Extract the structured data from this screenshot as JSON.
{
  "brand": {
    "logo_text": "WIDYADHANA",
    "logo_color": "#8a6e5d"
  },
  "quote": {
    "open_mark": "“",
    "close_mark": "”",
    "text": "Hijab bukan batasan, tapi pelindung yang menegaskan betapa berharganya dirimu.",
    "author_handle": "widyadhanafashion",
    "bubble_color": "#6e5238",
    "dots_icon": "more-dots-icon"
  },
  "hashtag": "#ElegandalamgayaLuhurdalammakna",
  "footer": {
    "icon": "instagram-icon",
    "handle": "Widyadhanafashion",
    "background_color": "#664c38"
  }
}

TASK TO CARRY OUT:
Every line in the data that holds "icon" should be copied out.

PROBLEM SOLUTION:
    "dots_icon": "more-dots-icon"
    "icon": "instagram-icon",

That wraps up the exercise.